• INFORMATION SUPPLIED:
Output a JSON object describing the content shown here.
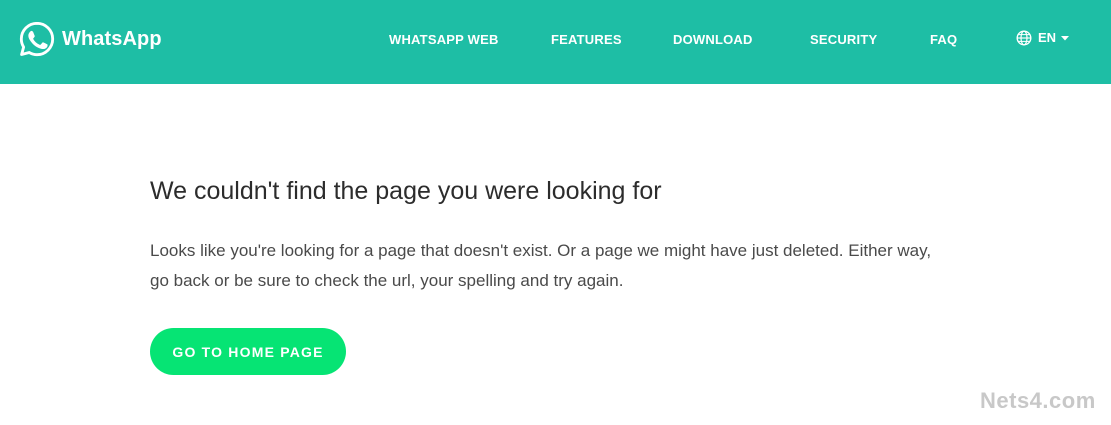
{
  "header": {
    "brand_name": "WhatsApp",
    "brand_color": "#1ebea5",
    "logo_icon": "whatsapp-logo-icon",
    "nav": [
      {
        "label": "WHATSAPP WEB"
      },
      {
        "label": "FEATURES"
      },
      {
        "label": "DOWNLOAD"
      },
      {
        "label": "SECURITY"
      },
      {
        "label": "FAQ"
      }
    ],
    "language": {
      "icon": "globe-icon",
      "code": "EN",
      "caret_icon": "caret-down-icon"
    }
  },
  "main": {
    "heading": "We couldn't find the page you were looking for",
    "message": "Looks like you're looking for a page that doesn't exist. Or a page we might have just deleted. Either way, go back or be sure to check the url, your spelling and try again.",
    "home_button": {
      "label": "GO TO HOME PAGE",
      "color": "#06e474"
    }
  },
  "watermark": "Nets4.com"
}
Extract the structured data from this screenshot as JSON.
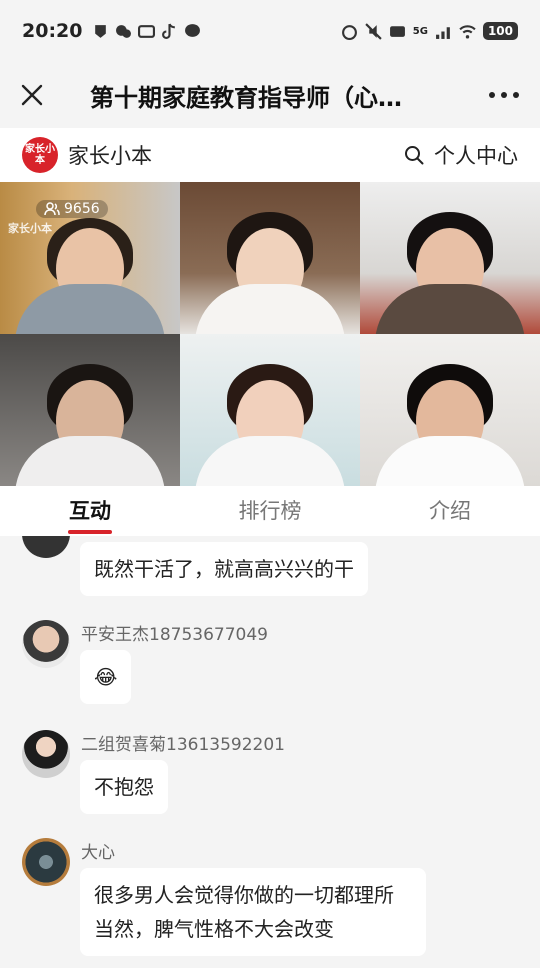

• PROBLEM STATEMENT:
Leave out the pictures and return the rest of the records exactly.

• COMPLETED EXERCISE:
Output a JSON object describing the content shown here.
{
  "header": {
    "brand_name": "WhatsApp",
    "brand_color": "#1ebea5",
    "logo_icon": "whatsapp-logo-icon",
    "nav": [
      {
        "label": "WHATSAPP WEB"
      },
      {
        "label": "FEATURES"
      },
      {
        "label": "DOWNLOAD"
      },
      {
        "label": "SECURITY"
      },
      {
        "label": "FAQ"
      }
    ],
    "language": {
      "icon": "globe-icon",
      "code": "EN",
      "caret_icon": "caret-down-icon"
    }
  },
  "main": {
    "heading": "We couldn't find the page you were looking for",
    "message": "Looks like you're looking for a page that doesn't exist. Or a page we might have just deleted. Either way, go back or be sure to check the url, your spelling and try again.",
    "home_button": {
      "label": "GO TO HOME PAGE",
      "color": "#06e474"
    }
  },
  "watermark": "Nets4.com"
}
Extract the structured data from this screenshot as JSON.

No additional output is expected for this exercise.